After five minutes or so, the water will have lost most of its heat and need to be reheated. Put water back into the pot and on the stove to boil again. While the water is boiling, use a safe scraper on the softened ice as above. Again, take care to avoid causing damage to your freezer walls.
Repeat this process until all the ice has melted.
If boiling water and scraping sounds like too much work for you, there is a way to hasten the melting process with far less physical effort. If you have a standing fan, blow dryer, or heat gun, you can use these items to make hot-air do most of the work for you.
Use a Fan
An oscillating fan would be ideal in this case, as you can set the fan a few feet from the open freezer and allow the fan to push the air around the room. This air-movement will keep warm air circulating around the ice constantly to encourage steady melting.
Use a Blow Dryer
A fan will use the room’s air temperature, but a blow dryer can create hot air that will expedite melting that much quicker. The downside to this method is that you must stand at the freezer with the blow dryer to point the air in the right direction. Additionally, you need to take caution not to get too close to the ice to prevent electrocution.
If you don’t have a blowdryer, you could use a vacuum here as it, too, will provide warm air. Reverse the suction so that the vacuum is blowing air out of the hose, and then aim the hose at the freezer in the same way.

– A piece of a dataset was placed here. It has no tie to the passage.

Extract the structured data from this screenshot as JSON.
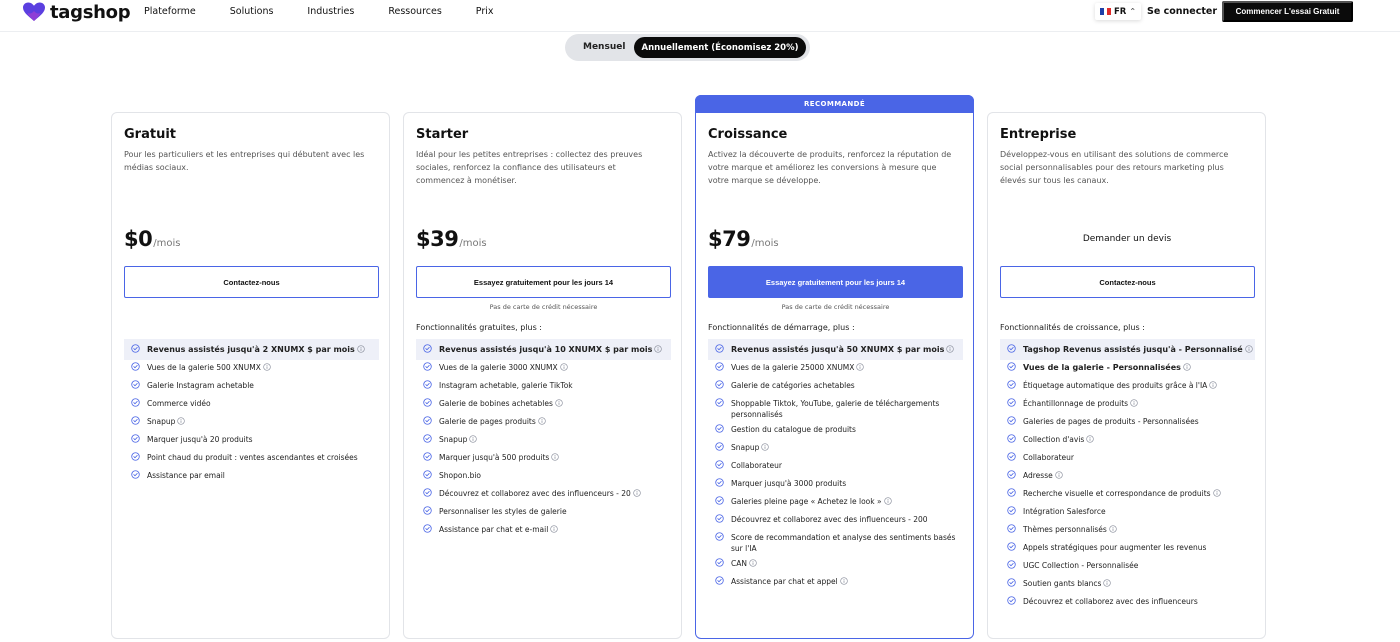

Use a Heat Gun
If you have a heat gun, this is certainly a task for it. It provides the heat you need to melt ice quickly, and it can be set up on a stand and left to run, unlike the blow dryer, where you must be there to monitor and direct the process.
Make sure to set up the heat gun so that the intake vent is completely open. This will allow for the maximum hot-air discharge and prevent overheating. Also, ensure you have left enough space between the heat gun and the freezer so that no water from melting ice can get to it.
Defrosting a freezer is easy to do, but it can be a time-consuming task; however, there are several tricks you can use to make it happen more quickly. Your best bet is to utilize a combination of hot-air and scraping tools to melt and remove ice fast and efficiently. Be sure to prepare for a mess of water, and guard against any electrical mishaps, and you’ll be good to go.